Work request.
An answer that reproduces all the entries exactly is what is needed.

+++

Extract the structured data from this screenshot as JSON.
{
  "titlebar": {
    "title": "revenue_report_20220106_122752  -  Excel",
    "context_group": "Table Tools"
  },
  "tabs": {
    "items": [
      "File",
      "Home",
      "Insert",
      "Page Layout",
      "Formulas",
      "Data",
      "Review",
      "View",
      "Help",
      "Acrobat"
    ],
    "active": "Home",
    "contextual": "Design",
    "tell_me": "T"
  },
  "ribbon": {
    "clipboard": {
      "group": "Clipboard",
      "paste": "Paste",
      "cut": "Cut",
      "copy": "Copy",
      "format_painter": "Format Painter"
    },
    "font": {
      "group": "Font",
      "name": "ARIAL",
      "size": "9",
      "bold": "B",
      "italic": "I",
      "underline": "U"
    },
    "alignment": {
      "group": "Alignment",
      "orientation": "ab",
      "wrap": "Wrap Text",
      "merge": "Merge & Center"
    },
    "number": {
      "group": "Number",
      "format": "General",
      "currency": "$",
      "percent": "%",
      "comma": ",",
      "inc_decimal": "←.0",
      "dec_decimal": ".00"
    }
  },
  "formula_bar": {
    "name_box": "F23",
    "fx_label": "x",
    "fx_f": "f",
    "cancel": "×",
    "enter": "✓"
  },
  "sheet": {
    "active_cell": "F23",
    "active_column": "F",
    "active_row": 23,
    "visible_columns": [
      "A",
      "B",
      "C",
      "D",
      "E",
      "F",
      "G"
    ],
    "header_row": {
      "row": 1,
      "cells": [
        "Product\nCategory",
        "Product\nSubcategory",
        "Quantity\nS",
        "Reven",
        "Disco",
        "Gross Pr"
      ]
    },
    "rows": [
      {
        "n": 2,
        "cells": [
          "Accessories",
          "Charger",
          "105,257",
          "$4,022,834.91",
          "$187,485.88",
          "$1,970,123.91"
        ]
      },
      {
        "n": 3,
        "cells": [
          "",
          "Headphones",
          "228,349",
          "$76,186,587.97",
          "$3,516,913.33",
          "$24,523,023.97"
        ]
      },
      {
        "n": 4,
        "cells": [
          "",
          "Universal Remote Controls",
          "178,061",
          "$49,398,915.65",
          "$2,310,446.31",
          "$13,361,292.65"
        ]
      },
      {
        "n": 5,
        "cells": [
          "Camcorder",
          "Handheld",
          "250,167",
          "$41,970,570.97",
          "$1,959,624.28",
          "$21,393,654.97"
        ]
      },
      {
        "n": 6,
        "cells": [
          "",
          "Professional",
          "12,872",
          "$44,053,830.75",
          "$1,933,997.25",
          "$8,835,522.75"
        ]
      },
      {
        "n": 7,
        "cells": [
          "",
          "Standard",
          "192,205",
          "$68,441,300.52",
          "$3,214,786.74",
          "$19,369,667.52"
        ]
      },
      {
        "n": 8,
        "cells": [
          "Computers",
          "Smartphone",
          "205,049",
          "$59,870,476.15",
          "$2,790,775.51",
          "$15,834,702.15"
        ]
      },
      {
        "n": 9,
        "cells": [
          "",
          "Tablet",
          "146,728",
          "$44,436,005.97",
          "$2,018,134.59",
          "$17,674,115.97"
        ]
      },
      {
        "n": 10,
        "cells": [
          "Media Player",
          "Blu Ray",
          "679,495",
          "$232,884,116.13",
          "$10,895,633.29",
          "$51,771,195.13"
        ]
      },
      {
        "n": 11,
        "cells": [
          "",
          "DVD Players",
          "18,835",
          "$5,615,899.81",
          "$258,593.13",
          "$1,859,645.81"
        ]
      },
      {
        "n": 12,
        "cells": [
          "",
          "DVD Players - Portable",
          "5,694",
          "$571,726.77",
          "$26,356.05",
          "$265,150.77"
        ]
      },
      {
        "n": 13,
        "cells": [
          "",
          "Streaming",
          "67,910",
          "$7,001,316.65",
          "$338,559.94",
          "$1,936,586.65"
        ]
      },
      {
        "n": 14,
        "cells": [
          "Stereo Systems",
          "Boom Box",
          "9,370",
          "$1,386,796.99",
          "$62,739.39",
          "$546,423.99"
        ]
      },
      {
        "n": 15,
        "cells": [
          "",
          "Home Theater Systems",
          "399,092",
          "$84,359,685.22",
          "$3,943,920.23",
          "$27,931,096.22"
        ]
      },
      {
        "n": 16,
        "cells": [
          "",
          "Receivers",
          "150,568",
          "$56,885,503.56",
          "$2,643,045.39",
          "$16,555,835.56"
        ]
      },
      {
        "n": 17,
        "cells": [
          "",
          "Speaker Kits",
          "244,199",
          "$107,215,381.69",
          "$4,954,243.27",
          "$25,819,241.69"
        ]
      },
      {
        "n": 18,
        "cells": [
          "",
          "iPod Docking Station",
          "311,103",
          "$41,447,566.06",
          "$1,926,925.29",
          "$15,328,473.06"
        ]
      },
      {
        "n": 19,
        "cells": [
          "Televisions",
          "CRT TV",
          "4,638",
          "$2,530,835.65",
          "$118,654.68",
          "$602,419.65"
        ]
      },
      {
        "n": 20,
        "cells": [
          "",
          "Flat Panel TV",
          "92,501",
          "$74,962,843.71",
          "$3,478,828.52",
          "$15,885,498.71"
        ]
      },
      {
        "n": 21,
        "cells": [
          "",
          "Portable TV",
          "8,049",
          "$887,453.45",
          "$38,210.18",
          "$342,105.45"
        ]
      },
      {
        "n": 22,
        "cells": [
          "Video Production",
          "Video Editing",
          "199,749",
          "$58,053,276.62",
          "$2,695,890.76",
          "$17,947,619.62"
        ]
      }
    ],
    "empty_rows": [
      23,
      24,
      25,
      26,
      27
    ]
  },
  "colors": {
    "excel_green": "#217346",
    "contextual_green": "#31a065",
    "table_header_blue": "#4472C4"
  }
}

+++

Result.
Extract the structured data from this screenshot as JSON.
{
  "titlebar": {
    "title": "revenue_report_20220106_122752  -  Excel",
    "context_group": "Table Tools"
  },
  "tabs": {
    "items": [
      "File",
      "Home",
      "Insert",
      "Page Layout",
      "Formulas",
      "Data",
      "Review",
      "View",
      "Help",
      "Acrobat"
    ],
    "active": "Home",
    "contextual": "Design",
    "tell_me": "T"
  },
  "ribbon": {
    "clipboard": {
      "group": "Clipboard",
      "paste": "Paste",
      "cut": "Cut",
      "copy": "Copy",
      "format_painter": "Format Painter"
    },
    "font": {
      "group": "Font",
      "name": "ARIAL",
      "size": "9",
      "bold": "B",
      "italic": "I",
      "underline": "U"
    },
    "alignment": {
      "group": "Alignment",
      "orientation": "ab",
      "wrap": "Wrap Text",
      "merge": "Merge & Center"
    },
    "number": {
      "group": "Number",
      "format": "General",
      "currency": "$",
      "percent": "%",
      "comma": ",",
      "inc_decimal": "←.0",
      "dec_decimal": ".00"
    }
  },
  "formula_bar": {
    "name_box": "F23",
    "fx_label": "x",
    "fx_f": "f",
    "cancel": "×",
    "enter": "✓"
  },
  "sheet": {
    "active_cell": "F23",
    "active_column": "F",
    "active_row": 23,
    "visible_columns": [
      "A",
      "B",
      "C",
      "D",
      "E",
      "F",
      "G"
    ],
    "header_row": {
      "row": 1,
      "cells": [
        "Product\nCategory",
        "Product\nSubcategory",
        "Quantity\nS",
        "Reven",
        "Disco",
        "Gross Pr"
      ]
    },
    "rows": [
      {
        "n": 2,
        "cells": [
          "Accessories",
          "Charger",
          "105,257",
          "$4,022,834.91",
          "$187,485.88",
          "$1,970,123.91"
        ]
      },
      {
        "n": 3,
        "cells": [
          "",
          "Headphones",
          "228,349",
          "$76,186,587.97",
          "$3,516,913.33",
          "$24,523,023.97"
        ]
      },
      {
        "n": 4,
        "cells": [
          "",
          "Universal Remote Controls",
          "178,061",
          "$49,398,915.65",
          "$2,310,446.31",
          "$13,361,292.65"
        ]
      },
      {
        "n": 5,
        "cells": [
          "Camcorder",
          "Handheld",
          "250,167",
          "$41,970,570.97",
          "$1,959,624.28",
          "$21,393,654.97"
        ]
      },
      {
        "n": 6,
        "cells": [
          "",
          "Professional",
          "12,872",
          "$44,053,830.75",
          "$1,933,997.25",
          "$8,835,522.75"
        ]
      },
      {
        "n": 7,
        "cells": [
          "",
          "Standard",
          "192,205",
          "$68,441,300.52",
          "$3,214,786.74",
          "$19,369,667.52"
        ]
      },
      {
        "n": 8,
        "cells": [
          "Computers",
          "Smartphone",
          "205,049",
          "$59,870,476.15",
          "$2,790,775.51",
          "$15,834,702.15"
        ]
      },
      {
        "n": 9,
        "cells": [
          "",
          "Tablet",
          "146,728",
          "$44,436,005.97",
          "$2,018,134.59",
          "$17,674,115.97"
        ]
      },
      {
        "n": 10,
        "cells": [
          "Media Player",
          "Blu Ray",
          "679,495",
          "$232,884,116.13",
          "$10,895,633.29",
          "$51,771,195.13"
        ]
      },
      {
        "n": 11,
        "cells": [
          "",
          "DVD Players",
          "18,835",
          "$5,615,899.81",
          "$258,593.13",
          "$1,859,645.81"
        ]
      },
      {
        "n": 12,
        "cells": [
          "",
          "DVD Players - Portable",
          "5,694",
          "$571,726.77",
          "$26,356.05",
          "$265,150.77"
        ]
      },
      {
        "n": 13,
        "cells": [
          "",
          "Streaming",
          "67,910",
          "$7,001,316.65",
          "$338,559.94",
          "$1,936,586.65"
        ]
      },
      {
        "n": 14,
        "cells": [
          "Stereo Systems",
          "Boom Box",
          "9,370",
          "$1,386,796.99",
          "$62,739.39",
          "$546,423.99"
        ]
      },
      {
        "n": 15,
        "cells": [
          "",
          "Home Theater Systems",
          "399,092",
          "$84,359,685.22",
          "$3,943,920.23",
          "$27,931,096.22"
        ]
      },
      {
        "n": 16,
        "cells": [
          "",
          "Receivers",
          "150,568",
          "$56,885,503.56",
          "$2,643,045.39",
          "$16,555,835.56"
        ]
      },
      {
        "n": 17,
        "cells": [
          "",
          "Speaker Kits",
          "244,199",
          "$107,215,381.69",
          "$4,954,243.27",
          "$25,819,241.69"
        ]
      },
      {
        "n": 18,
        "cells": [
          "",
          "iPod Docking Station",
          "311,103",
          "$41,447,566.06",
          "$1,926,925.29",
          "$15,328,473.06"
        ]
      },
      {
        "n": 19,
        "cells": [
          "Televisions",
          "CRT TV",
          "4,638",
          "$2,530,835.65",
          "$118,654.68",
          "$602,419.65"
        ]
      },
      {
        "n": 20,
        "cells": [
          "",
          "Flat Panel TV",
          "92,501",
          "$74,962,843.71",
          "$3,478,828.52",
          "$15,885,498.71"
        ]
      },
      {
        "n": 21,
        "cells": [
          "",
          "Portable TV",
          "8,049",
          "$887,453.45",
          "$38,210.18",
          "$342,105.45"
        ]
      },
      {
        "n": 22,
        "cells": [
          "Video Production",
          "Video Editing",
          "199,749",
          "$58,053,276.62",
          "$2,695,890.76",
          "$17,947,619.62"
        ]
      }
    ],
    "empty_rows": [
      23,
      24,
      25,
      26,
      27
    ]
  },
  "colors": {
    "excel_green": "#217346",
    "contextual_green": "#31a065",
    "table_header_blue": "#4472C4"
  }
}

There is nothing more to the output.